A Logo for London by David Lawrence and published by Laurence King in October 2013 celebrates one of the most recognisable and iconic symbols in transport history.
Beautifully illustrated with vintage posters, photographs, and other graphic material from the London Transport Museum archives, the book features previously unpublished inventive uses of the bar and circle.
It takes a special trademark to have its own book, and a lovely book it is. Here’s an excerpt from page 152.
Away from transportation, the simplicity of a bar and circle and the red and blue colours have been attractive to commerce, and many brands have echoed the London Transport symbol, deliberately or otherwise.
Cars were produced in Japan under the Datsun brand name from 1932-3; the company later changed its worldwide car marque to Nissan. Its device is based on the Japanese flag, with its red solar disc.
Martini Vermouth, created by Martini & Rossi in Turin, Italy, registered their bar and ball trademark in 1929, reproducing it in a variety of colours according to product. The red, white and blue variety of the Martini logo is now also associated with sponsorship of motor racing.

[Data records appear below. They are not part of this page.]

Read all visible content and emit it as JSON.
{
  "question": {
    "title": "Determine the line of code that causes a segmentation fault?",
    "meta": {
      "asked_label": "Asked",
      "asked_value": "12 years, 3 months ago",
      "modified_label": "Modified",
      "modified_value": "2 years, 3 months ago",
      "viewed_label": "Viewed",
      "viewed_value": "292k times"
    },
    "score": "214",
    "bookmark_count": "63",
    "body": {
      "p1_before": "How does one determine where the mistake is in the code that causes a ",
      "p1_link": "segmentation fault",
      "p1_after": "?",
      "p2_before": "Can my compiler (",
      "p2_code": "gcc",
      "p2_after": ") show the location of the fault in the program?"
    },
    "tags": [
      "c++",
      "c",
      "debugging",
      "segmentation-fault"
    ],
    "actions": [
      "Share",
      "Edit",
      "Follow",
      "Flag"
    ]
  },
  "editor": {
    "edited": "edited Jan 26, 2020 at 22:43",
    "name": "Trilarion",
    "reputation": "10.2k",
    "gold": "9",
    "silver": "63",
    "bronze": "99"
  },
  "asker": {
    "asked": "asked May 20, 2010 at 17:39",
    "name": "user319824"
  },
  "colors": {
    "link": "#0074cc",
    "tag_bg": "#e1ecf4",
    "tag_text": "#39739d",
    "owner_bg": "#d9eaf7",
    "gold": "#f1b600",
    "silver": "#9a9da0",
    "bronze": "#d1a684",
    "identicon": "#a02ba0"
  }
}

The British Robbialac Paint Company established a brand in India which used a direct copy of the red-and-blue bulls-eye.
In west London, Job’s Dairy suppliers used the symbol in the 1930s, while a bar-and-circle motif marked publicity issued by the Workers’ Educational Association (WEA).
There are still trademarks in Greece which directly resemble the red-and-blue Underground logo; one for FAGE (founded 1926) can be seen on Total dairy products in food shops around the world.
More info and inside spreads on the Laurence King website.
Related, from the archives: The London Underground roundel.